--- Exercise data Enclosed Below ---
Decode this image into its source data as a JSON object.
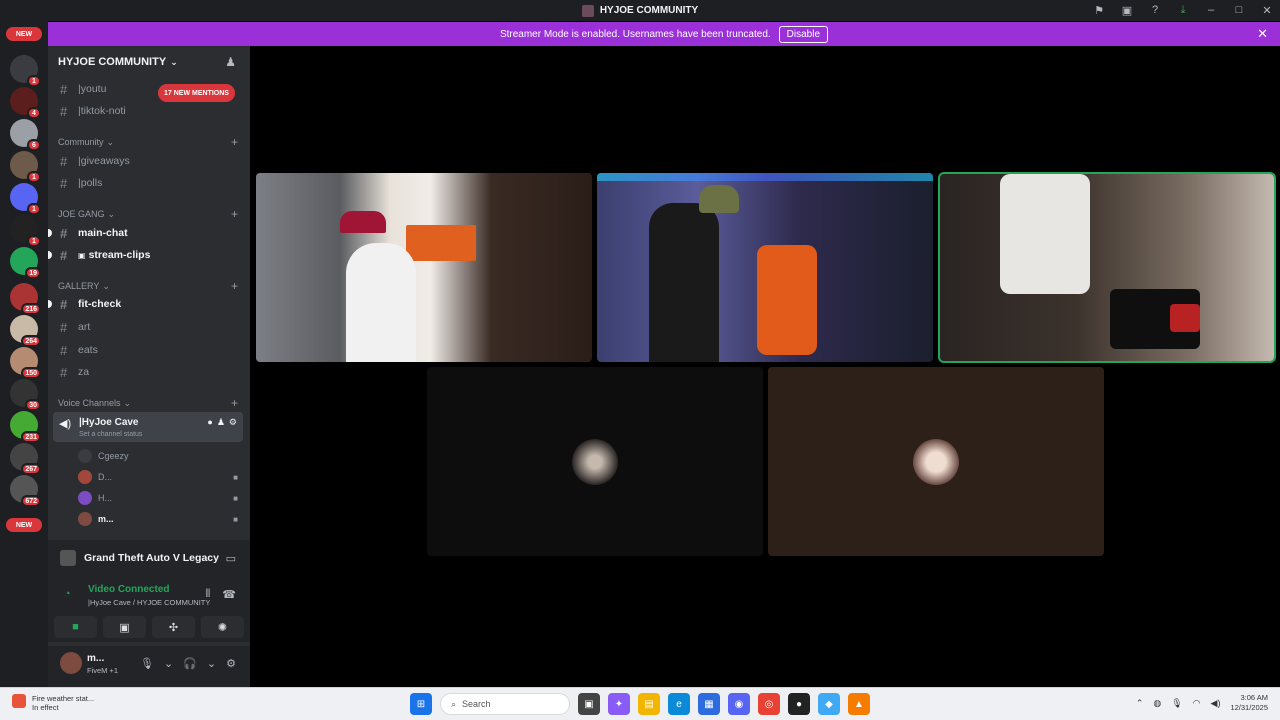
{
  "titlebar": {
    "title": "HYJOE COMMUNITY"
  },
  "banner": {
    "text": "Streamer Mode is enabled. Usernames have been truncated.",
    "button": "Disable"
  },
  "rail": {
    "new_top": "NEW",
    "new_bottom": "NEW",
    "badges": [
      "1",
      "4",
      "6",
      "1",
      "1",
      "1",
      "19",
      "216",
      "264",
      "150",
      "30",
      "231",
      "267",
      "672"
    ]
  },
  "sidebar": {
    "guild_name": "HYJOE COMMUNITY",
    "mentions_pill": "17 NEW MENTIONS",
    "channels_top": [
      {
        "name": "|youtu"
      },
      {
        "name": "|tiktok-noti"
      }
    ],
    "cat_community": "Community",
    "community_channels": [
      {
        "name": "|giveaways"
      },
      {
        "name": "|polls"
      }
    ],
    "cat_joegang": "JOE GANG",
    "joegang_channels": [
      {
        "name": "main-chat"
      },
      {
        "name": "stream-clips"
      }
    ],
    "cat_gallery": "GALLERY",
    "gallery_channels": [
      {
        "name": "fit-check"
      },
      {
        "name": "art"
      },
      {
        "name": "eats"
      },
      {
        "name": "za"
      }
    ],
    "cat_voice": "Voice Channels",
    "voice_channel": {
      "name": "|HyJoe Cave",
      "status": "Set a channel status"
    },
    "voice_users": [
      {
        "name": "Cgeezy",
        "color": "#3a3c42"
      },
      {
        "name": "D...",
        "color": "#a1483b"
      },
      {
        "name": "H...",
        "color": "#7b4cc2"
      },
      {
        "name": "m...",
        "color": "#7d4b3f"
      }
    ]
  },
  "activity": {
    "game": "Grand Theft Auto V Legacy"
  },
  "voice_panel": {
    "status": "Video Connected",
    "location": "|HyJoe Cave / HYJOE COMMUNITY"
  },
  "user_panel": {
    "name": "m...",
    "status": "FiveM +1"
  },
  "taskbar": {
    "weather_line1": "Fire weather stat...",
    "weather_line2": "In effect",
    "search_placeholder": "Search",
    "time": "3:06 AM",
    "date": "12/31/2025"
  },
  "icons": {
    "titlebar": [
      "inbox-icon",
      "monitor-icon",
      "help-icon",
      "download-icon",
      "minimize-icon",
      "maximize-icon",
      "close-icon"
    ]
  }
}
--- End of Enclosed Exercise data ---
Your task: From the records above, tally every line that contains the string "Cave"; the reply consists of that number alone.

Task answer: 2